* Task prompt
Lines with the word "kctf" are the ones wanted. Copy each of them from the entries below.

* Given entries
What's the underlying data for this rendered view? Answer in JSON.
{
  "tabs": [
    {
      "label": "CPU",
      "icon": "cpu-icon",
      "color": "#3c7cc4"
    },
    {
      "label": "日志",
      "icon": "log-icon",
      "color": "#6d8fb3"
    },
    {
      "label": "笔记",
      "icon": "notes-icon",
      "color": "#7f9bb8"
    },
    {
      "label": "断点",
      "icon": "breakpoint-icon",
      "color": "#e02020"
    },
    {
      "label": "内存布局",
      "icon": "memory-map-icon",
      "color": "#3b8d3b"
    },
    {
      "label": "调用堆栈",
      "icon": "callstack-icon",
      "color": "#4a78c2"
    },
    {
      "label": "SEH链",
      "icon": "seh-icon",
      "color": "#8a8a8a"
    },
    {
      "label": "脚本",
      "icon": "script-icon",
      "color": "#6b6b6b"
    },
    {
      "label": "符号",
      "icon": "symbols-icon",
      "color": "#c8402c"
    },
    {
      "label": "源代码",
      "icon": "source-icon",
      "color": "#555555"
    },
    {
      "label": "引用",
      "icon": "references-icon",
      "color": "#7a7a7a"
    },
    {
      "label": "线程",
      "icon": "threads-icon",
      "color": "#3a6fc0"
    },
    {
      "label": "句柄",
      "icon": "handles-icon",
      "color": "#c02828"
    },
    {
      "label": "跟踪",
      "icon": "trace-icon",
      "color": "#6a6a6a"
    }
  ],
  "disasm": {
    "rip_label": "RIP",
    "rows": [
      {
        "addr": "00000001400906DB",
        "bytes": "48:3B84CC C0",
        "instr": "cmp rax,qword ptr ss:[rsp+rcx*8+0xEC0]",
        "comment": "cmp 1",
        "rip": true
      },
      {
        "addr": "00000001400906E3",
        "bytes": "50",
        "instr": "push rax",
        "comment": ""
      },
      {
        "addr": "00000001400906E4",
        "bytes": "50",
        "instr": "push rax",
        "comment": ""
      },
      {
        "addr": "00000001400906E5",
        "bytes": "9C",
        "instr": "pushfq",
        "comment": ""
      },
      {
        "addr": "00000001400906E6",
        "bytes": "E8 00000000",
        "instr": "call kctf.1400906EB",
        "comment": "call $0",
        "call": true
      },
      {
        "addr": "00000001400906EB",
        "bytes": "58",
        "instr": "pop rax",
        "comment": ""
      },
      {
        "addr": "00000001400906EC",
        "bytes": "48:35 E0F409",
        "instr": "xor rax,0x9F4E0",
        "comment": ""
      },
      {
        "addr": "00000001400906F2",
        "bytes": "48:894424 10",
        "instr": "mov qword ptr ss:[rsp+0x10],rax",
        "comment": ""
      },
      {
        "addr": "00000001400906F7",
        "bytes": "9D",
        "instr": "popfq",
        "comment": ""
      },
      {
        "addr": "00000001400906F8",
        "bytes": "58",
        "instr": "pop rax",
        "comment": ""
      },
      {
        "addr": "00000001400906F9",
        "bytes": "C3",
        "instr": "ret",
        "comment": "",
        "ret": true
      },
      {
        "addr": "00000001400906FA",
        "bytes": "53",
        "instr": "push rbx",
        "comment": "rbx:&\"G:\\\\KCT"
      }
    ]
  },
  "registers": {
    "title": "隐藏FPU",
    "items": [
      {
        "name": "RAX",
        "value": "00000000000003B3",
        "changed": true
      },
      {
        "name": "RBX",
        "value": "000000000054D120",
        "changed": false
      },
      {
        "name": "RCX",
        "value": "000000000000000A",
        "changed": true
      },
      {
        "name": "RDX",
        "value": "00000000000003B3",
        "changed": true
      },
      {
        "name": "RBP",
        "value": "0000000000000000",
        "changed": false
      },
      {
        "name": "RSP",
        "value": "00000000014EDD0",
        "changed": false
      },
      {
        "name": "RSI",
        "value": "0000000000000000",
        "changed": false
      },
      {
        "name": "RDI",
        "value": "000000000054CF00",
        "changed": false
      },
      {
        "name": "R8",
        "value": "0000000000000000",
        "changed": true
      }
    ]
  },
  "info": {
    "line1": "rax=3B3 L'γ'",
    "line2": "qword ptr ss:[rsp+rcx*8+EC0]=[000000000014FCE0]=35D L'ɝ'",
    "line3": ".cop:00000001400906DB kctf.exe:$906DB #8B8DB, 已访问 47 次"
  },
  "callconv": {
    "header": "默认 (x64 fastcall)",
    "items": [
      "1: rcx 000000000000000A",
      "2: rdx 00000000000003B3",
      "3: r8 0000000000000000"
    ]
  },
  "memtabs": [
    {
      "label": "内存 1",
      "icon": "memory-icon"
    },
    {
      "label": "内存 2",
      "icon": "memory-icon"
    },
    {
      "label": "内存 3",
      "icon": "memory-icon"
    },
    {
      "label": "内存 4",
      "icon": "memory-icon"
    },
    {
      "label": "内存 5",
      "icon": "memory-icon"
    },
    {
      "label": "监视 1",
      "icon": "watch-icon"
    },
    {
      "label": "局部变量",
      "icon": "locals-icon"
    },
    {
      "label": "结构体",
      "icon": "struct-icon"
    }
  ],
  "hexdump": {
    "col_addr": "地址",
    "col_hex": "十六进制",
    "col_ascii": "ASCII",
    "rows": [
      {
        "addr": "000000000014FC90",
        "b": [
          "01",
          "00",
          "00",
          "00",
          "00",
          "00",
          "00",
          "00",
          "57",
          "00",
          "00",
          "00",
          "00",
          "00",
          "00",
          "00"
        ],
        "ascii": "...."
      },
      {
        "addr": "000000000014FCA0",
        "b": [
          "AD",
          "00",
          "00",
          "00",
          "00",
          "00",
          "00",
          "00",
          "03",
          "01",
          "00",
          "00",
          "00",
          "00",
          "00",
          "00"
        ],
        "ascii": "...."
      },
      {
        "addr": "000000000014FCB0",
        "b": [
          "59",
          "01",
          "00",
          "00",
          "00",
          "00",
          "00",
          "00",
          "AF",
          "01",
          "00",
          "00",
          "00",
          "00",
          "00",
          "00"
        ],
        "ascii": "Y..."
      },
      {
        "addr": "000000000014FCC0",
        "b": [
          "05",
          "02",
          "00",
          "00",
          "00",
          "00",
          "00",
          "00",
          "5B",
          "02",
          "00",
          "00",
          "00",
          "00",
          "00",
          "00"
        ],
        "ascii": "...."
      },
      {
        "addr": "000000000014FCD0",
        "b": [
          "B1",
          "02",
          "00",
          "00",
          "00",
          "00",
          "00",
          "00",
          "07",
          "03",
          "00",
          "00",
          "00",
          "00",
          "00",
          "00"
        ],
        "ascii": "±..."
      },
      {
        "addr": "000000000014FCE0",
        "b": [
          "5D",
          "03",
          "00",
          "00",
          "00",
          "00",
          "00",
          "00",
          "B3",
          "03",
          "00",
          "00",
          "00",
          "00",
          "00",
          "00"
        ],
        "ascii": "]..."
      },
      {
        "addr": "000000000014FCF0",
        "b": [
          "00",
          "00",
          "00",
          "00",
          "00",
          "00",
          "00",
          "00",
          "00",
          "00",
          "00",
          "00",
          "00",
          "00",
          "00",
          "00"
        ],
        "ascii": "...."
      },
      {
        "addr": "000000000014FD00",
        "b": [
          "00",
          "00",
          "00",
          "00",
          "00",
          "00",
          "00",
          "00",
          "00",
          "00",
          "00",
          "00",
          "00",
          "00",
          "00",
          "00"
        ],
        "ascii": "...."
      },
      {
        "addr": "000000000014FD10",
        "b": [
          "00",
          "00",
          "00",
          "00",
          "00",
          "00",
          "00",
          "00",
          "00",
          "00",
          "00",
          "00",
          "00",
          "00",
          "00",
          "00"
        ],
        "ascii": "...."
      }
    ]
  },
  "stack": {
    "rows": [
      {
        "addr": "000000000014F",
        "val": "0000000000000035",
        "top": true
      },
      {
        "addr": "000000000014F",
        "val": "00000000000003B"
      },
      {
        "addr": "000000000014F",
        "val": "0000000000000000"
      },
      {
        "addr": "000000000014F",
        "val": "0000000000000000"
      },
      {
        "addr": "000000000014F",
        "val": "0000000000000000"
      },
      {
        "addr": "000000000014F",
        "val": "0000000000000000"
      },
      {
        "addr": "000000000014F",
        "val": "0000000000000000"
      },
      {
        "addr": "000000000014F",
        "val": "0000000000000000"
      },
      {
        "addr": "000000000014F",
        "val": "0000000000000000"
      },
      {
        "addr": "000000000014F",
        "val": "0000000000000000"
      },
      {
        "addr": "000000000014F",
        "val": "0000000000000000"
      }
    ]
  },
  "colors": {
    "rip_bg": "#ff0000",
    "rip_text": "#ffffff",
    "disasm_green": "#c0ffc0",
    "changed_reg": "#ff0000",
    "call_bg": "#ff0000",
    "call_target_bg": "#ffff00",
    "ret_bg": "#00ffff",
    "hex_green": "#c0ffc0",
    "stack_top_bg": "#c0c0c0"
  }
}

* Result of this exercise
        "instr": "call kctf.1400906EB",
    "line3": ".cop:00000001400906DB kctf.exe:$906DB #8B8DB, 已访问 47 次"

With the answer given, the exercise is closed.